The Trapeze Diaries is a slight and a good book. Not a slightly good book: a very good book and a very slight book. It consists of only 94 slim pages, some with only one or two lines
Marie Carter, a young woman born in Scotland, now living in Manhattan, has real talent – and more wisdom than many her age (mid-twenties). The wisdom comes, in part, because she lost her father at far too early an age – and he is a large part of this “memoir” in quite surprising ways.
Carter begins, ends and writes in the middle about her dad: "My father was a quiet man. He often disguised his feelings through humor. I feel cheated by his death. I hadn’t really gotten to know him." When the author and her father do spend time together, alone, they seldom speak more than a few words, yet the silence does not appear to make them uncomfortable.
The book, more of a journal than a diary (i.e., more intimate, reflective), revolves around two major themes: adapting the loss of her father (he is still with her) and overcoming her fear to do something extremely daring
- master the trapeze. Although she has no intention of running away and joining the circus, this activity is one that appeals to her immensely. She is initially “scared of heights and of being upside down.” She can’t do a proper headstand. Although, as a child, she was never athletic or daring, somehow she grasps the courage to take on such a formidable task and becomes positively addicted to it. She works out with circus stars and beginners alike and takes yoga on the side. She suffers pains, aches and bruises, and she progresses to yet more tricky, acrobatic maneuvers.
Aside from her courage at tackling something that would intimidate most people, she also has the courage to calmly, no fuss made, change her sexual preference from male to female. Of course, lots of people do this—but people in this reader’s age group (over
forty) would have made much more of a big deal about it, describing it, explaining it, maybe even agonizing a bit. For Carter, this is just a fact of life, something that feels more comfortable. She desires both freedom and commitment, and making these two changes in her life after her father’s death seems to provide both. The Trapeze Diaries provides lessons in courage and in coping.
Another wise woman, Meghan, a yoga instructor, tells Carter: “What is left behind when you die? Not the body, but how people remember you. If you want to be remembered well, while you’re still alive, be a creature of love.”
Marie Carter is also the editor of Word Jig: New Fiction from Scotland and co-editor of

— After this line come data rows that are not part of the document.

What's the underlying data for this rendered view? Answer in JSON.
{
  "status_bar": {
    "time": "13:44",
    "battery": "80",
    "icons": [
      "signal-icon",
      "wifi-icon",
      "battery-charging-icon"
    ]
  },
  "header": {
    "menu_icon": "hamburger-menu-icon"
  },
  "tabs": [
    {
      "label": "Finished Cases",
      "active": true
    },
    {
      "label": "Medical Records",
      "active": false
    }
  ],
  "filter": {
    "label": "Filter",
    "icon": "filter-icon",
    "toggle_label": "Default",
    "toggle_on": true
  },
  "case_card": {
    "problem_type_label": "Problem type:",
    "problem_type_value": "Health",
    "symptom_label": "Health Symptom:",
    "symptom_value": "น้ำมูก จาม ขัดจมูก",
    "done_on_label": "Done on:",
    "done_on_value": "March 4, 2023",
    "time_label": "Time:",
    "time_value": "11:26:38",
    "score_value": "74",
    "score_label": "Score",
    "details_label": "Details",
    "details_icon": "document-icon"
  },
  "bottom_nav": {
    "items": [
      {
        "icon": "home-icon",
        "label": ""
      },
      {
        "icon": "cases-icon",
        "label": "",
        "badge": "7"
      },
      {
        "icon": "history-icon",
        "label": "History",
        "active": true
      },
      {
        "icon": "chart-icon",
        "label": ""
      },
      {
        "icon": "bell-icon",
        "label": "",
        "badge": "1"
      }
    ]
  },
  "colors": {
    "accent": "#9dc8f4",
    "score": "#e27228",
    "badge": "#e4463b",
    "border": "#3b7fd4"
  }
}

Voices of the City. Her work has appeared quite widely, including in Spectacle, a circus magazine. Carter still studies both trapeze and yoga. Hanging Loose Press, an independent press, publishes a magazine and books.
Several times throughout this slight volume, I wanted a bit more – more detail, more dialogue, more deep feeling, especially about the trapeze end of things. Nevertheless, I think we all need to keep our eyes on this imaginative, bold woman’s writing. I predict she may well have a bright literary future.